By Jennie Williford
Pranayama Yoga Studio
I am excited about the Transform Rockford movement, and I look forward to keeping up with the discussion and ultimate changes it brings. Being a yoga practitioner and teacher, I am interested in the initiation and process of transformation, not just within the community, but also within the individual. Transform Rockford begins with the idea that real change has to happen from within our communities and not by some process imposed from an outside source. Yoga, too, is guided by a similar principle: real and permanent personal transformation has to start and be developed from within.
We have all heard the saying, “true change begins with me,” but how often do we apply it to our actions and/or relationships? We carry our internal difficulties with us into any new location, circumstance or relationship. And, it is always harder to examine our self first and foremost, rather than automatically assigning blame and responsibility to someone or something else. Even the ancient teachers of yoga recognized this basic human tendency and formulated tools to help us move through a process of self-examination. The eight-limbed practice of yoga are these tools for self-transformation.

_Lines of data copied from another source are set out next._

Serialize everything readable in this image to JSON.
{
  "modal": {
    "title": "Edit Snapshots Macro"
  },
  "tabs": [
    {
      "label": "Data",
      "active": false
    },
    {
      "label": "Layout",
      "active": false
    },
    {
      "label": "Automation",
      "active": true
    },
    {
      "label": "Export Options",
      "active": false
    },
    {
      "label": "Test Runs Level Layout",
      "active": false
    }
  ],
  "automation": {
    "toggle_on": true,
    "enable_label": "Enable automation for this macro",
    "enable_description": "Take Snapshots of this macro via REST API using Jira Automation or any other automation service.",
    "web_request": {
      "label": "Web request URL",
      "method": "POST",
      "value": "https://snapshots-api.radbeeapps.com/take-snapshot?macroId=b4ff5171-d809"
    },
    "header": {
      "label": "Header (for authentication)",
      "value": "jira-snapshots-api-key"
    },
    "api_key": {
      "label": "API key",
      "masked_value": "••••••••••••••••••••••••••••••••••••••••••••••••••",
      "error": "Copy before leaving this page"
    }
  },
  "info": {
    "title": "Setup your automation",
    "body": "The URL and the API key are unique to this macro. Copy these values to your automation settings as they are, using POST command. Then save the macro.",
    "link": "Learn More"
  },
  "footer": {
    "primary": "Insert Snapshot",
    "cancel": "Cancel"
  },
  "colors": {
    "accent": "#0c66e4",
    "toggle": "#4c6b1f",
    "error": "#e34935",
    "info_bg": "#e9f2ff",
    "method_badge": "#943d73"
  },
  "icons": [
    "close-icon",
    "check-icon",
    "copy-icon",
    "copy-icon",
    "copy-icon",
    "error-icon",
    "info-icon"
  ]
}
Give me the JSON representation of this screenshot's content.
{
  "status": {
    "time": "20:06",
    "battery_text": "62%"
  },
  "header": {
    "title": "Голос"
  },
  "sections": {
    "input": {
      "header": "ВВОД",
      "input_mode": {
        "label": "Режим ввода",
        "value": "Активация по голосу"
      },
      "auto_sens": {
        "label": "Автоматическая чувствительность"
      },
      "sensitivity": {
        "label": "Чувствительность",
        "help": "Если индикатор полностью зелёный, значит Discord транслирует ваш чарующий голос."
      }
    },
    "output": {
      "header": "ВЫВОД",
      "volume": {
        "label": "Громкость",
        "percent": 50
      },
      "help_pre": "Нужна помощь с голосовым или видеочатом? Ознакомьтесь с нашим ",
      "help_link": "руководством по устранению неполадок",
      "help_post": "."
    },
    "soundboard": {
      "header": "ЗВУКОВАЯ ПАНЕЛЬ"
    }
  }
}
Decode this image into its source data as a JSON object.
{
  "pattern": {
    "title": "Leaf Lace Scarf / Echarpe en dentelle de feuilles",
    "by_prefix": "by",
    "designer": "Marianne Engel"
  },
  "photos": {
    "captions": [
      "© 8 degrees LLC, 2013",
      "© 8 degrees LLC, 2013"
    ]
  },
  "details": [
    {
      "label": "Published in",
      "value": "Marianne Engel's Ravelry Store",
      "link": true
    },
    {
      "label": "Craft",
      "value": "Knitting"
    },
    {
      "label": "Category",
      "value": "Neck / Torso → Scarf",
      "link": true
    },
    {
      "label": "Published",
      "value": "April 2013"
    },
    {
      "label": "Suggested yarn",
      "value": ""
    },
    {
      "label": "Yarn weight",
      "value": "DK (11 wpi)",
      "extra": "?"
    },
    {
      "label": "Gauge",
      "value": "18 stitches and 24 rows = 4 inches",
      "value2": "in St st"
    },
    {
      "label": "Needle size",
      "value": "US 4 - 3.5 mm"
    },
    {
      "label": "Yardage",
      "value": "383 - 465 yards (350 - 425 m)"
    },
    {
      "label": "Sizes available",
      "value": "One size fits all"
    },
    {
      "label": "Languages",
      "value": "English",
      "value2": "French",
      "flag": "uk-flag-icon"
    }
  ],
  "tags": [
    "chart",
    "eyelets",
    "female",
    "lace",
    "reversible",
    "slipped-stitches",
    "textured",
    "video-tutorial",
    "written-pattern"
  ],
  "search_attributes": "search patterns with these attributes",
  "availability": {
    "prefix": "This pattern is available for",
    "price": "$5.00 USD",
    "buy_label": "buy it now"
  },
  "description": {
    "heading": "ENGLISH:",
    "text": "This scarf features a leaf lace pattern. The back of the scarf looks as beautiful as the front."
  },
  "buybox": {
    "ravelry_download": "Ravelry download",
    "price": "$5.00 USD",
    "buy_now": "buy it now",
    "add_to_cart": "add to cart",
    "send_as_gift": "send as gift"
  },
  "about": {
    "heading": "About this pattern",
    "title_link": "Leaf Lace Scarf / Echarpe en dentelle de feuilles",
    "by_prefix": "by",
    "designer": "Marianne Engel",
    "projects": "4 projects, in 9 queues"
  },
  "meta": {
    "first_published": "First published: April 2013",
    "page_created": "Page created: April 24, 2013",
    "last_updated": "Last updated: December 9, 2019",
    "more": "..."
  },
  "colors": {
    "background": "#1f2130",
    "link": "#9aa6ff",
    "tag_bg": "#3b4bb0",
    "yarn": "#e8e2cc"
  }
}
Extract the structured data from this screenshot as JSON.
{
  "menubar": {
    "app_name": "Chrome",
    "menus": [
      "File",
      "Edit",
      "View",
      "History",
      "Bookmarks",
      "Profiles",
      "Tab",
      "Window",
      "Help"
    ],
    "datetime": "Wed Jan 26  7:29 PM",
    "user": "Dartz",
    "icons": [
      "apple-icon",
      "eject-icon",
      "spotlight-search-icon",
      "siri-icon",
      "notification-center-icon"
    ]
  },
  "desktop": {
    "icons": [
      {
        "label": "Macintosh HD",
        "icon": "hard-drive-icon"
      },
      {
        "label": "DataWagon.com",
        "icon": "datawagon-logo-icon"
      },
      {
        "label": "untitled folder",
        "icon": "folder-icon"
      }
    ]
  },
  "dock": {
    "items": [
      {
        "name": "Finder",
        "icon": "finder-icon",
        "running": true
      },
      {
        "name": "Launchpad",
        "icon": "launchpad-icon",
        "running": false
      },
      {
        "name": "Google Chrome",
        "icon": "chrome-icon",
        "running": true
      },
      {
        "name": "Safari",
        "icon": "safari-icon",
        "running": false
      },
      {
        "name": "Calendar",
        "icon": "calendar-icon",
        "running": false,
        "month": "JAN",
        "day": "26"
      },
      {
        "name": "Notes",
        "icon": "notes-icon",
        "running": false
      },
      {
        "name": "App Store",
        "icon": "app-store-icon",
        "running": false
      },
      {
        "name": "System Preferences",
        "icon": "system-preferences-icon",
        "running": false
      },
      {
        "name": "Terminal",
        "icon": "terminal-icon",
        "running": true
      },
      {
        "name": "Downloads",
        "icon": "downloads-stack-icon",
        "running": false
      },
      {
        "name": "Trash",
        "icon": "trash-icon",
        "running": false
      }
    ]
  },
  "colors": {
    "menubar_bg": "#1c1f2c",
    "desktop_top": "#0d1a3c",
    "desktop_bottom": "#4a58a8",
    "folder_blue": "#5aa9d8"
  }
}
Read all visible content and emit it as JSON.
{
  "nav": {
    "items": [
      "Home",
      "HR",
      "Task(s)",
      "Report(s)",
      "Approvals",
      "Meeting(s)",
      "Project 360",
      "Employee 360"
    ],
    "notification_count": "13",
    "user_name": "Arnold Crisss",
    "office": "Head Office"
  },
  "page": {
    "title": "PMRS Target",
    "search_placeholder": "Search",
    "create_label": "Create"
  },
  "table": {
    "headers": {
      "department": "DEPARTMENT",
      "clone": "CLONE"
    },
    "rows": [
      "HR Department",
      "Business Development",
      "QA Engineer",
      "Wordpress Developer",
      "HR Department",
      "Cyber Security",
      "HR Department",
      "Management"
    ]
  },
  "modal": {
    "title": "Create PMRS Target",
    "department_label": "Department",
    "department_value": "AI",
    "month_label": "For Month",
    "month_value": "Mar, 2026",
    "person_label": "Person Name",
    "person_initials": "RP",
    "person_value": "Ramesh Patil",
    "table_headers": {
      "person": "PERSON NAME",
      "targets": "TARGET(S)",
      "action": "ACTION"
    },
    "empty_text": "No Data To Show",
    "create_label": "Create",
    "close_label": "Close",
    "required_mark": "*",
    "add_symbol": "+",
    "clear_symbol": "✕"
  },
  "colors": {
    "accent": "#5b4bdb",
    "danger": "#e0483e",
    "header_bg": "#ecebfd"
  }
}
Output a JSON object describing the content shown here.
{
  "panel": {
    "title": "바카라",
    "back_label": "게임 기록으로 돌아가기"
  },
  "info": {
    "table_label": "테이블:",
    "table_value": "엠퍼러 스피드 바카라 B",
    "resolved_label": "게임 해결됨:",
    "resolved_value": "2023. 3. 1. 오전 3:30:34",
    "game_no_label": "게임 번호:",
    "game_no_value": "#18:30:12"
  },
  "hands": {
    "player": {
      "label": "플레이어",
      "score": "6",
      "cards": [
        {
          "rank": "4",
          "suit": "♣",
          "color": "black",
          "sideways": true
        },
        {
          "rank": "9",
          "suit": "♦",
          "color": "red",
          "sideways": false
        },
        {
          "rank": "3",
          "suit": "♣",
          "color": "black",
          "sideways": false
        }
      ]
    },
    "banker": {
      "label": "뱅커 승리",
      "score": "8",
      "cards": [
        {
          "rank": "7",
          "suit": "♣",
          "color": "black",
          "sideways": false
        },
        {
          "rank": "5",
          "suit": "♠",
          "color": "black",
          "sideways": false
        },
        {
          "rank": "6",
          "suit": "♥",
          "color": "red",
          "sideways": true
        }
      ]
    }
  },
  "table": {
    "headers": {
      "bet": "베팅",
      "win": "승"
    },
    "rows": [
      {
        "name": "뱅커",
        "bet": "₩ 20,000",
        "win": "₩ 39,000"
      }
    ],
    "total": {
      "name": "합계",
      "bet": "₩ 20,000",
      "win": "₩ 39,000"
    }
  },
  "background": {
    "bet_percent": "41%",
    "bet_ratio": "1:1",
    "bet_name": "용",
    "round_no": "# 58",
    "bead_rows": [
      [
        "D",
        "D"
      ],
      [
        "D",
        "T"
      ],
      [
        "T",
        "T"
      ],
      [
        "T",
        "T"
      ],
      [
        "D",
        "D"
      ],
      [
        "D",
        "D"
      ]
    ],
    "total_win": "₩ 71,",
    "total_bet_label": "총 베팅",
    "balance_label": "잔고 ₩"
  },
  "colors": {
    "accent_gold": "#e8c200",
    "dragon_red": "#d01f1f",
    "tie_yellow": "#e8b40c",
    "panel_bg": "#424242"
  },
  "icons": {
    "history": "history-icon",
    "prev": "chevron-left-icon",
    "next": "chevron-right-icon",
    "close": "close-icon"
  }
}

To transform anything, the community or our self, we must first identify current issues and obstacles. We have to let go of the delusion that “I am just fine, but everyone else must change” and begin to observe personal areas that may need changing. Yoga’s eight-limbed practice guides us through this process: developing awareness of issues, decreasing mental distress and distraction around these issues, then ultimately transforming our individual consciousness to a more stable and content state.
The first stages of yoga, the moral precepts and personal observances of Yamas and Niyamas, make us look at our self in relation to others and the roles we play in society. Cultivating behaviors such as truthfulness and nonviolence help us to engage with others in a more positive and productive way. Keeping our own self and environment clean and learning to study our own responses first and foremost helps us to focus our attention on our inner life. The Yamas and Niyamas help to minimize external conflict and internal disturbance, setting the stage for the rest of yogic practice.
The practice of postures, Asana, then begins a more physical and practical form of personal investigation. We all walk into a yoga class with all kinds of physical and mental habits and immediately are faced with stiffness of muscle and tightness of joints, maybe past or current injuries, or just mental boredom or confusion in learning something new. Instead of ignoring these physical conditions and deeply-held mental habits, yoga encourages us to move more mindfully through them. Practicing yoga-asana, we develop an awareness of our present physical and mental conditions to transform them into new and better habits.
Observing and regulating the breath with Pranayama takes us a step beyond the physical to mental and emotional observation and clarity. Becoming aware of the breath is the key to truly experiencing the present moment to have a more productive effect on oneself and others. The breath comes and goes without judgment or opinion, so getting the mind to focus on this more subtle layer brings quiet and calm to any reactive emotional state.
Our sense organs are also affected by every external experience, whether we notice it or not. Honing our attention inward to draw the senses away from outward distraction and toward our inner being is the next practice of yoga, Pratyahara. This drawing in of the senses decreases disturbing effects from external stimuli and increases our ability to make clear and positive decisions in any situation.
The last three limbs of yoga, Dharana (concentration), Dhyana (meditation) and Samadhi (ultimate freedom), all deal with transformation of the mind. With a more focused mind, free of obstacles and stresses, we can be a better and more productive part of the community in which we live. Through our own personal transformation, we can have a great effect on the transformation of the community around us.
Transforming Rockford to a more safe and thriving city must begin with you! Let your transformation begin with yoga!
For more information about Pranayama Yoga Studio, visit www.yogarockford.com or call (815) 968-9642.
From the July 30-Aug. 5, 2014, issue